“Content must engage, inform, and clearly communicate important information to patients throughout the entire clinical trial lifecycle.”

The emergence of virtual trials

Virtual or decentralized clinical trials are more of a necessity than ever. Traditional brick and mortar visits and monitoring can now be accomplished with advances in telehealth and telemedicine. A wide variety of patient-facing digital technologies have been developed to support virtual clinical studies. The ubiquity of mobile technologies like tablets, smartphones, and wearables, along with cloud technology, has eased the way for legitimate electronic data capture that can generate reliable clinical data. Data can be collected at home or wherever it’s convenient for the patient.

These patient-facing technologies add additional challenges where local or native language is required.
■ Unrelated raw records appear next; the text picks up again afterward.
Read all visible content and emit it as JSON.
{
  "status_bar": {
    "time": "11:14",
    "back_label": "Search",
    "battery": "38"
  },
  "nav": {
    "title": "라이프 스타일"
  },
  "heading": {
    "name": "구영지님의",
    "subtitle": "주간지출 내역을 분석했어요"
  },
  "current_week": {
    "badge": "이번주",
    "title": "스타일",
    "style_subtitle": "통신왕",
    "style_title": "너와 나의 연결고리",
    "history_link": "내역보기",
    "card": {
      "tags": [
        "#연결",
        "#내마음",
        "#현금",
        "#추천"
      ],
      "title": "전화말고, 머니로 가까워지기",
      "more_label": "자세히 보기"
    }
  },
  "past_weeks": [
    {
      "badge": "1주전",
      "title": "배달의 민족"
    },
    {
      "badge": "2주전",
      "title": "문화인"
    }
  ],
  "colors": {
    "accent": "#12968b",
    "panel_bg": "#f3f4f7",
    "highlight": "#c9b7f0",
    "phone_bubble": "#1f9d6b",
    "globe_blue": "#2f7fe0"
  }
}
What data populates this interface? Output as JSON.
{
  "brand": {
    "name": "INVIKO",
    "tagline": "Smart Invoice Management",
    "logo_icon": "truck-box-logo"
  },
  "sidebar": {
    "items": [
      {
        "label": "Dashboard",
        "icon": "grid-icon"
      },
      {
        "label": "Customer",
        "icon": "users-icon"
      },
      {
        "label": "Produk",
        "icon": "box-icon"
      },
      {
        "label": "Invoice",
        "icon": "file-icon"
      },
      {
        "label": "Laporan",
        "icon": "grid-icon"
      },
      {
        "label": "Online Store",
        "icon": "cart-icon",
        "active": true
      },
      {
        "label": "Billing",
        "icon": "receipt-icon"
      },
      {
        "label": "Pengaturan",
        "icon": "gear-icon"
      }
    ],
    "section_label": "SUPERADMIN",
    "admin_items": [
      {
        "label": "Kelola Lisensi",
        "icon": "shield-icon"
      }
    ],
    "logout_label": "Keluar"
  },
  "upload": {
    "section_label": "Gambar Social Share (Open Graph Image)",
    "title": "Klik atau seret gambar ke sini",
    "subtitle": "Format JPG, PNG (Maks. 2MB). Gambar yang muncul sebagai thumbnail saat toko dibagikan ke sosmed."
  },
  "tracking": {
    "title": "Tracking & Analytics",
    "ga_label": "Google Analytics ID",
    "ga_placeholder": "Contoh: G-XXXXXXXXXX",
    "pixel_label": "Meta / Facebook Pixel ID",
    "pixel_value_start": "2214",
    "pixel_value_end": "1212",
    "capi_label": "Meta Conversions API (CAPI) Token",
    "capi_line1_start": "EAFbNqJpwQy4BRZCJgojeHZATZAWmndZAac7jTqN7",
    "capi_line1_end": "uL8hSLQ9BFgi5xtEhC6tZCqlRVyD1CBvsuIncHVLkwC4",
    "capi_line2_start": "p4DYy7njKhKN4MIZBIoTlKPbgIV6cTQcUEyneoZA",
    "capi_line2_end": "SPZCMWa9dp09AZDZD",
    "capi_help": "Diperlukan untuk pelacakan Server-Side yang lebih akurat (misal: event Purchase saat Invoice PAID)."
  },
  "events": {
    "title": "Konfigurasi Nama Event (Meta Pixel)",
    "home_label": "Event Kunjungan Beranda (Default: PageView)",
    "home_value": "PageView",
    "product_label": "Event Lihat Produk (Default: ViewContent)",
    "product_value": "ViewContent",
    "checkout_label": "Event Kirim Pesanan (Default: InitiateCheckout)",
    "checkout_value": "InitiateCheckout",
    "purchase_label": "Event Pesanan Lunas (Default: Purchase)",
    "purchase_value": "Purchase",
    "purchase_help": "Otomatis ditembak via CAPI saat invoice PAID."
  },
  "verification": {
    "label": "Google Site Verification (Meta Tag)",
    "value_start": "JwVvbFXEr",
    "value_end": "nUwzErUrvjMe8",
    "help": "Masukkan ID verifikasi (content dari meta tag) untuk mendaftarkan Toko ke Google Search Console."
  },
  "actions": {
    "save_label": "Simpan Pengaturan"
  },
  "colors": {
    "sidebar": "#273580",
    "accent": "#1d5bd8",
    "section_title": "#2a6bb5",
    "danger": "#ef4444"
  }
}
This goes beyond the translation and localization of clinical trial documents normally used in a traditional randomized clinical trial. Now, consideration must be given to the various patient-facing interactions. This includes target language user interfaces, real-time virtual interpretation, translating documents for regulatory authorities, electronic informed consent forms, and other patient-related materials.

Language plays an even more important role when it comes to virtual clinical trials. Patients must adapt from face-to-face interactions to digital ones. The precise meaning of what’s being communicated is critically important to ensure that the captured data is accurate.

Including voice of the patient

Making sure therapies reach target patients starts with patient engagement during trial design. Proactive, bilateral patient communications are crucial for study retention and efficacy results. Content must engage, inform, and clearly communicate important information to patients throughout the entire clinical trial lifecycle.

Traditionally, quantitative measures have served to evaluate the safety and efficacy of clinical trials, but these approaches don’t directly address the voice of the patient. New method-ologies are being adopted that capture the patient experience through qualitative measures providing valuable patient feed-back on their experiences throughout the clinical trial process. Recently, the FDA produced guidance documents to address how patient experience data can be collected in a systematic approach. The output is a series of guidelines which address collecting patient input, methods to identify what is important to patients and developing fit-for-purpose clinical outcome assessments. By incorporating the voice of the patient in study design, it’s possible to minimize obstacles, improve efficiency, and trial outcomes.

Best practices for effective patient communication

Research shows that patients who are engaged and receive personalized care are more likely to stay in a clinical trial. Retaining patients means providing access to resources in a way that is convenient for each individual. Preferences may range from video check-ins to in-home visits to telephone calls. Physical limitations and technology accessibility must be considered to ensure therapy and patient monitoring can be adequately delivered during the trial.

For multilingual participants, cultural adaptation and linguistic accuracy must be incorporated across interactions and study materials. Working with native speakers who possess broad experience in clinical trial documentation in multiple therapeutics is critical for ensuring patient recruitment and retention — and ultimately clinical trial success.

Vision of a patient-centric future

This year has seen the emergence of patient-focused drug development (PFDD), an FDA Center for Drug Evaluation (DCER) approach for patient centricity. Top pharma organization are also implementing patient centric strategies for drug development, and hiring patient-focused leads.

These emerging initiatives support a unified vision where the patients’ experience, perspectives, needs, and priorities are put at the forefront, with detailed patient experience mapping and a comprehensive patient-focused story across all stakeholders. These guiding principles will only gain momentum in the coming year and drive new approaches in the future.